Evergreens

winter injury dwf alb spruce
Yews and Alberta Spruce are the most susceptible to winter wind and sun burn. It is, therefore, advisable to keep these plants wrapped with burlap from top to bottom, beginning in the late fall. Never use plastic as a wrap – even in the winter months plants must be able to “breathe.” Evergreens should be well-watered before the severe ground frost of mid-December to guard against desiccation (drying-out) caused by cold winter winds.

winterizing shrubs 300x200

Upright evergreens, such as Junipers and Cedars suffer the most damage from the weight of snow on their branches. This will not usually kill the plant, but can make it unsightly the following year. The best protection is to cover the juniper with netting. Apply in late fall and leave on the plant until the threat of snow has passed in early spring.

Rhododendrons and Azaleas

These plants are very susceptible to wind, sun and snow damage through the winter months, especially if they have been planted in an unprotected location. Be sure to cover the root area with up to eight inches of mulch. Then build a shelter around each plant with burlap and stakes to keep out the wind and the sun.

Roses

pruning 300x200

Cut your roses back approximately1/3 by removing all frozen buds after the first heavy frost. Remove all leaves as much as possible and dust the lower branches with a general fungicide. Using a rose collar, build fresh garden soil 2′ high around each rose bush.

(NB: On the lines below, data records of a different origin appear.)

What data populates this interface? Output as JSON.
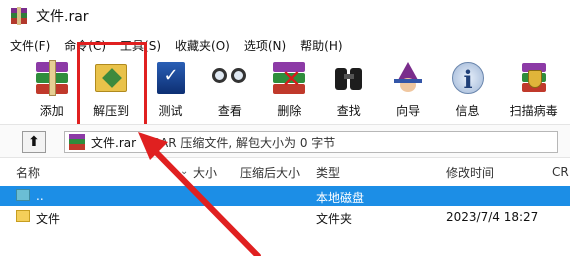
{
  "window": {
    "title": "文件.rar"
  },
  "menu": [
    "文件(F)",
    "命令(C)",
    "工具(S)",
    "收藏夹(O)",
    "选项(N)",
    "帮助(H)"
  ],
  "toolbar": {
    "add": "添加",
    "extract_to": "解压到",
    "test": "测试",
    "view": "查看",
    "delete": "删除",
    "find": "查找",
    "wizard": "向导",
    "info": "信息",
    "scan": "扫描病毒"
  },
  "address": {
    "file": "文件.rar",
    "description": "- RAR 压缩文件, 解包大小为 0 字节"
  },
  "columns": {
    "name": "名称",
    "size": "大小",
    "packed": "压缩后大小",
    "type": "类型",
    "modified": "修改时间",
    "crc": "CR"
  },
  "files": [
    {
      "name": "..",
      "type": "本地磁盘",
      "modified": ""
    },
    {
      "name": "文件",
      "type": "文件夹",
      "modified": "2023/7/4 18:27"
    }
  ],
  "colors": {
    "selection": "#1c8ee6",
    "annotation": "#e02020"
  }
}
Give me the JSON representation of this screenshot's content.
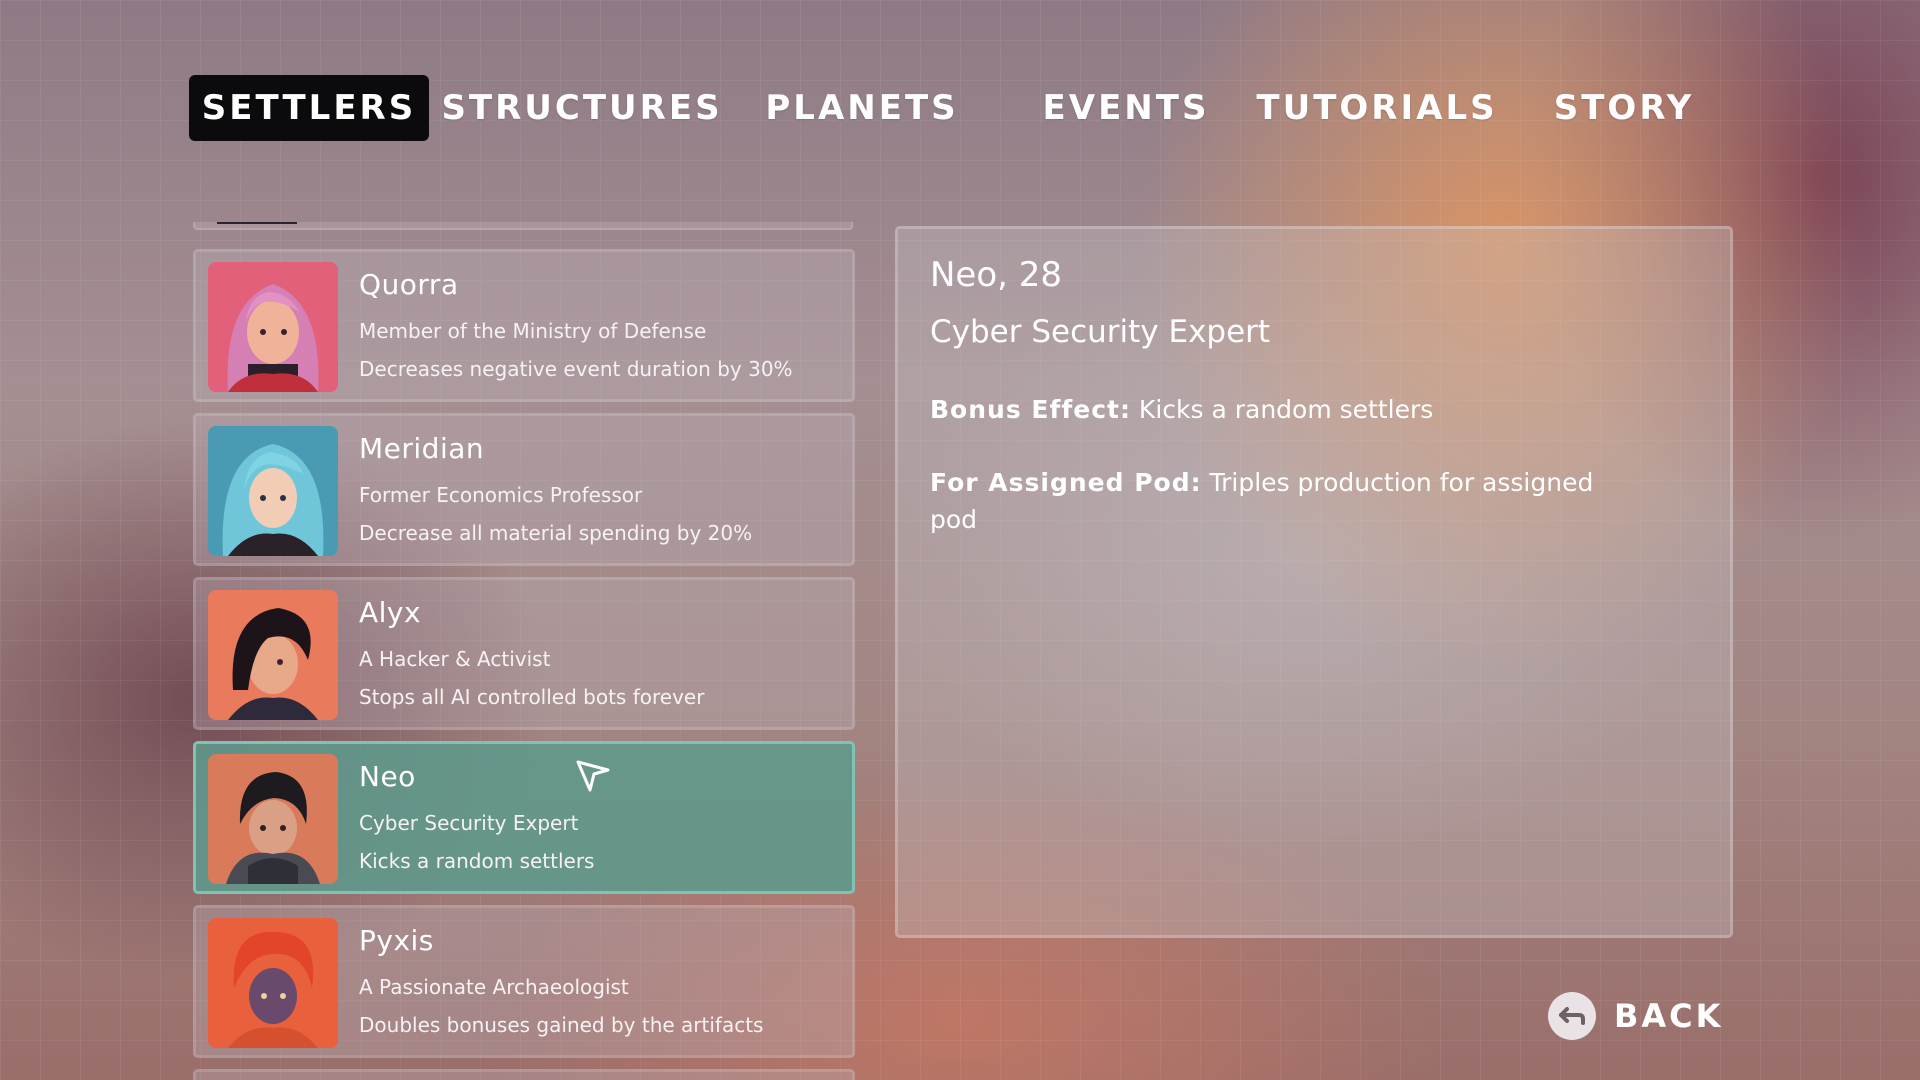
{
  "tabs": [
    {
      "label": "SETTLERS",
      "active": true
    },
    {
      "label": "STRUCTURES",
      "active": false
    },
    {
      "label": "PLANETS",
      "active": false
    },
    {
      "label": "EVENTS",
      "active": false
    },
    {
      "label": "TUTORIALS",
      "active": false
    },
    {
      "label": "STORY",
      "active": false
    }
  ],
  "settlers": [
    {
      "name": "Quorra",
      "role": "Member of the Ministry of Defense",
      "effect": "Decreases negative event duration by 30%",
      "portrait": "quorra-portrait"
    },
    {
      "name": "Meridian",
      "role": "Former Economics Professor",
      "effect": "Decrease all material spending by 20%",
      "portrait": "meridian-portrait"
    },
    {
      "name": "Alyx",
      "role": "A Hacker & Activist",
      "effect": "Stops all AI controlled bots forever",
      "portrait": "alyx-portrait"
    },
    {
      "name": "Neo",
      "role": "Cyber Security Expert",
      "effect": "Kicks a random settlers",
      "portrait": "neo-portrait",
      "selected": true
    },
    {
      "name": "Pyxis",
      "role": "A Passionate Archaeologist",
      "effect": "Doubles bonuses gained by the artifacts",
      "portrait": "pyxis-portrait"
    }
  ],
  "detail": {
    "name_age": "Neo, 28",
    "role": "Cyber Security Expert",
    "bonus_label": "Bonus Effect:",
    "bonus_text": "Kicks a random settlers",
    "pod_label": "For Assigned Pod:",
    "pod_text": "Triples production for assigned pod"
  },
  "back": {
    "label": "BACK",
    "icon": "back-arrow-icon"
  },
  "colors": {
    "selected_card": "#5e988c",
    "active_tab": "#0b0b0d",
    "text": "#ffffff"
  }
}
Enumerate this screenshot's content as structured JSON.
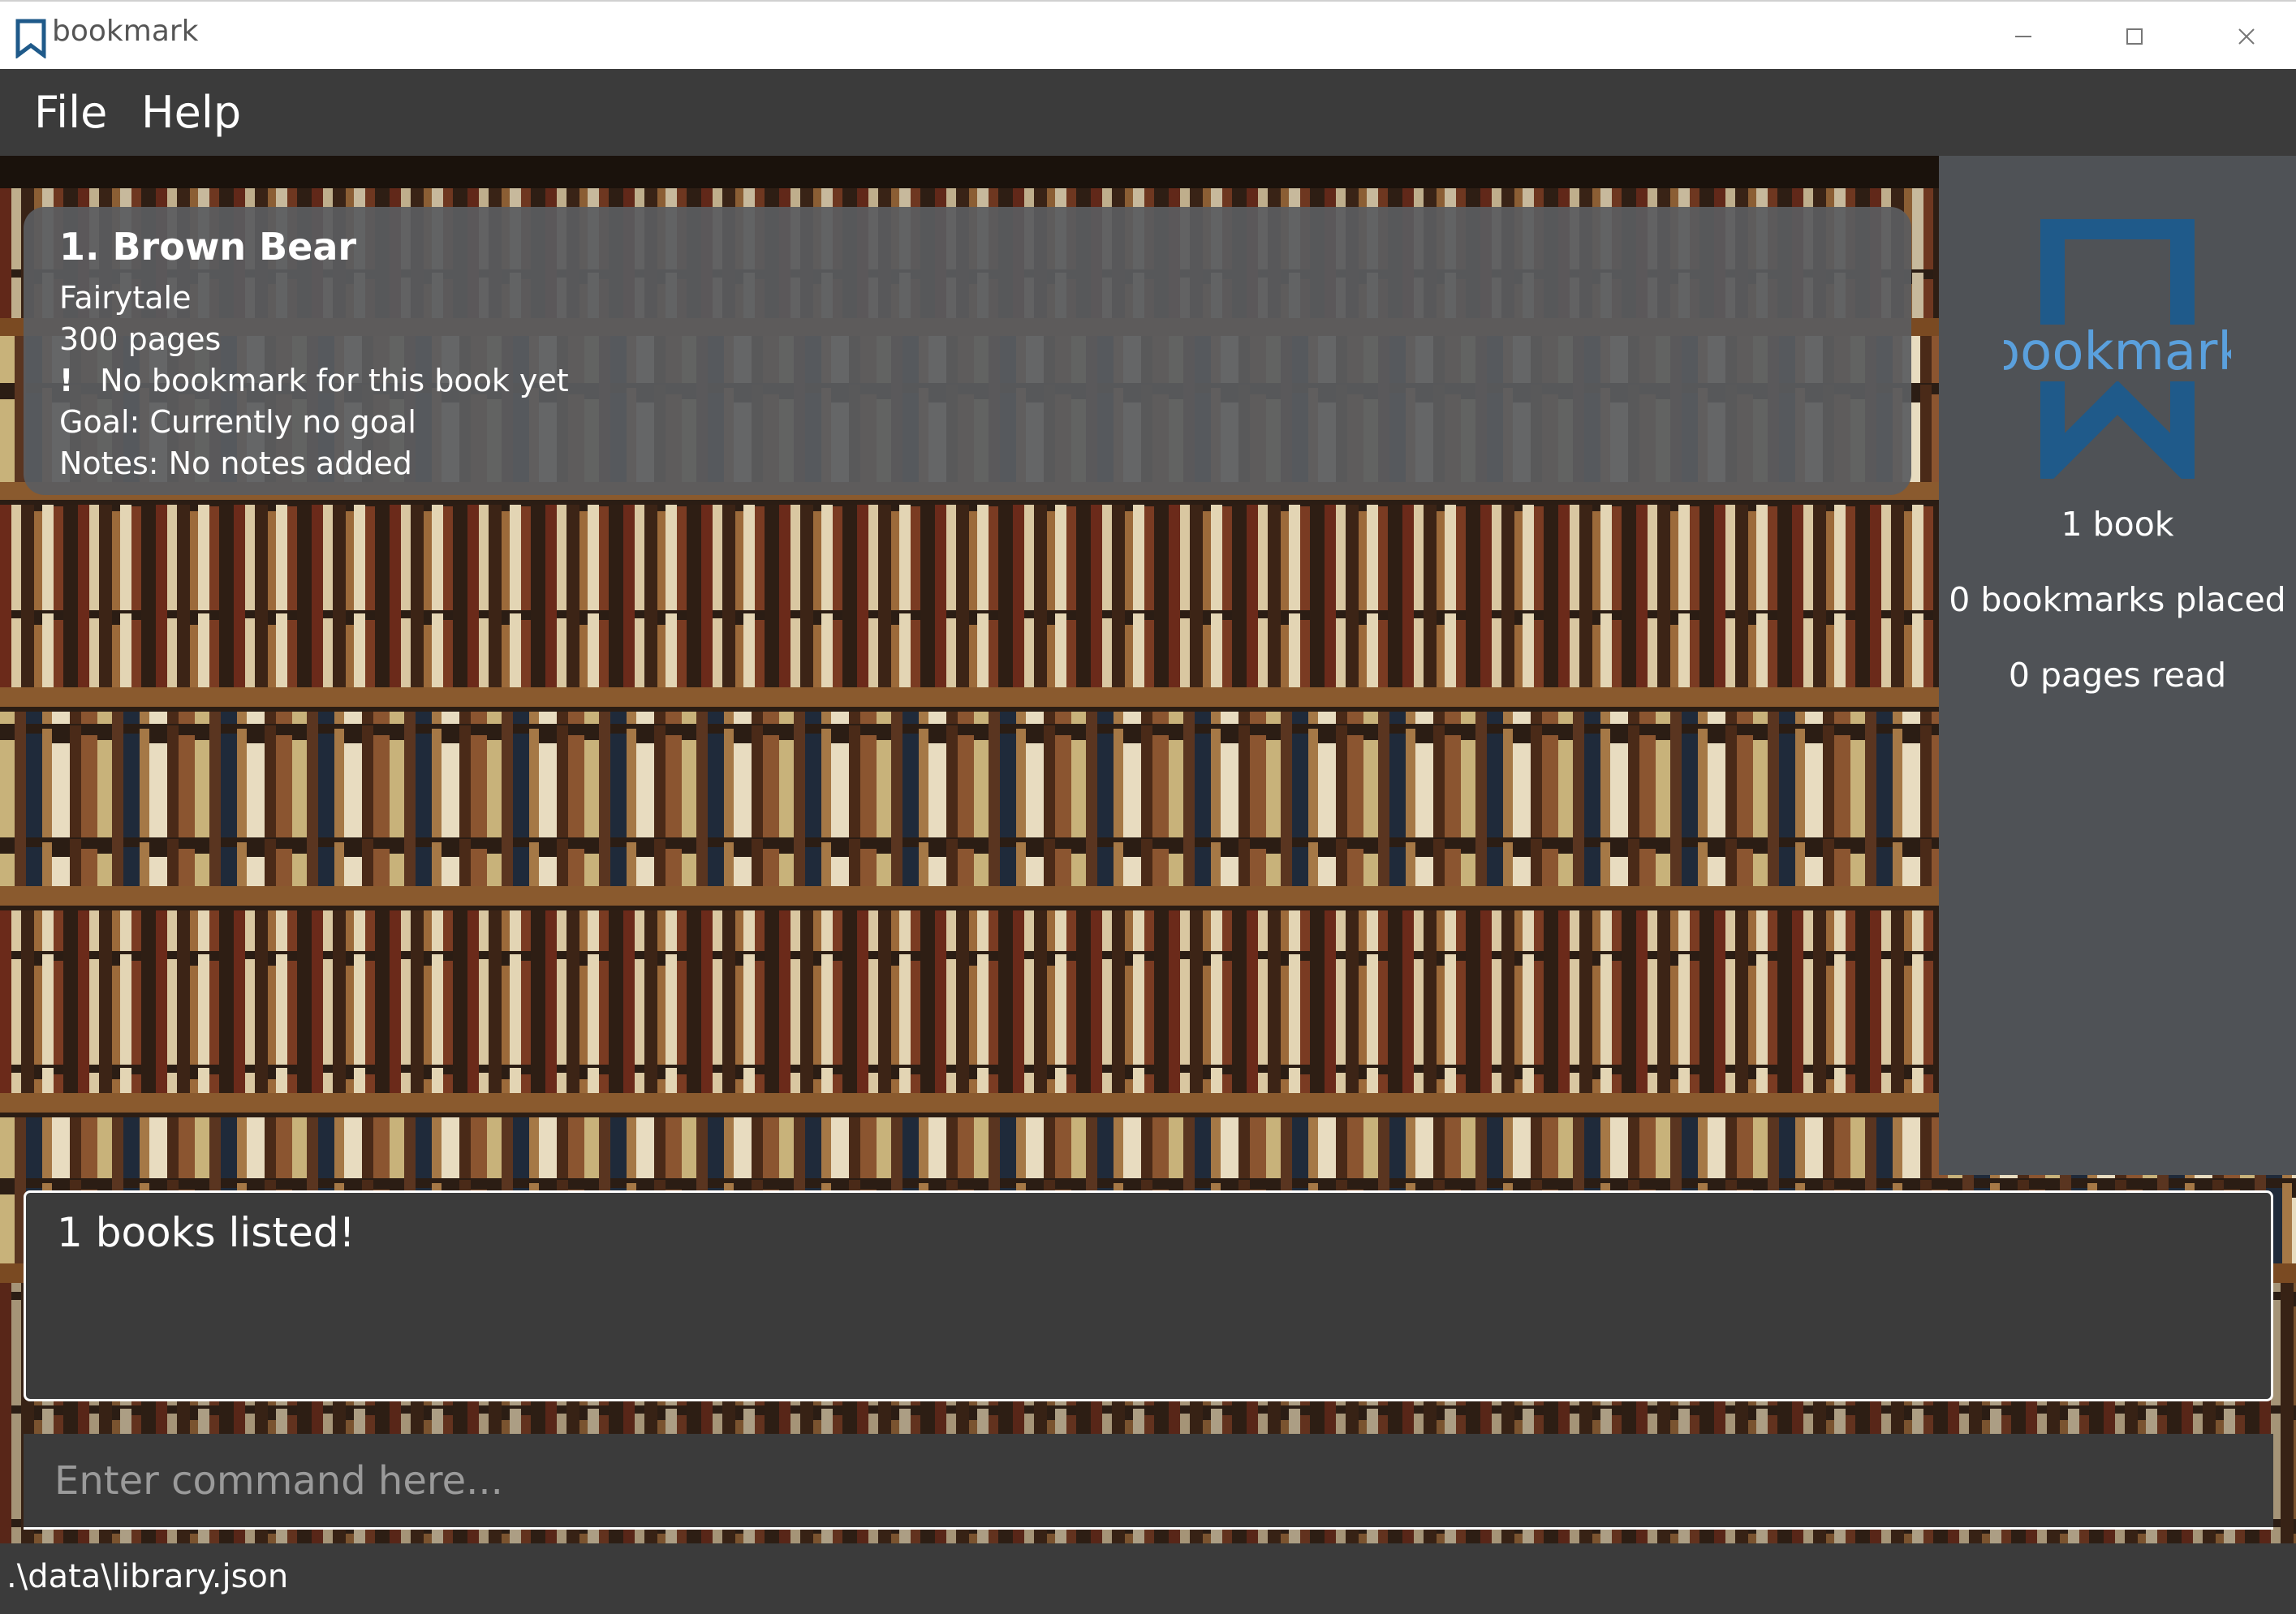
{
  "window": {
    "title": "bookmark",
    "controls": [
      "minimize-icon",
      "maximize-icon",
      "close-icon"
    ]
  },
  "menu": {
    "items": [
      "File",
      "Help"
    ]
  },
  "book_list": [
    {
      "title": "1.  Brown Bear",
      "genre": "Fairytale",
      "pages": "300 pages",
      "bookmark_icon": "exclamation-icon",
      "bookmark": "No bookmark for this book yet",
      "goal": "Goal: Currently no goal",
      "notes": "Notes: No notes added"
    }
  ],
  "side_panel": {
    "logo_text": "bookmark",
    "book_count": "1 book",
    "bookmarks_placed": "0 bookmarks placed",
    "pages_read": "0 pages read"
  },
  "result_display": {
    "text": "1 books listed!"
  },
  "command_box": {
    "placeholder": "Enter command here...",
    "value": ""
  },
  "status_bar": {
    "path": ".\\data\\library.json"
  },
  "colors": {
    "accent_blue": "#1f5a8a",
    "logo_text_blue": "#5aa0dd",
    "panel_gray": "#4f5256",
    "dark_bg": "#3b3b3b"
  }
}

Do not use manure, peat moss or other material high in organic matter. Straw and leaves are not advised to be used instead of soil.

Climbing roses

Climbing roses should be pruned only very slightly in the fall by removing the frozen buds and tips of the most tender growth. The branches of climbing roses should be tied together and wrapped in burlap. Again, never use plastic. Build up soil around the roots the same as for other roses.

Lawns

iStock_000016539182Large

Apply fall fertilizer any time in the fall and overseed. If weeds are a problem, consider applying Corn Gluten instead. Fall fertilizing helps to strengthen your lawn and the lawn’s roots, providing stamina to help it survive the long winter. The last mowing should be done very close to the ground and the clippings raked away. This will prevent fungal diseases from destroying grass roots over the winter.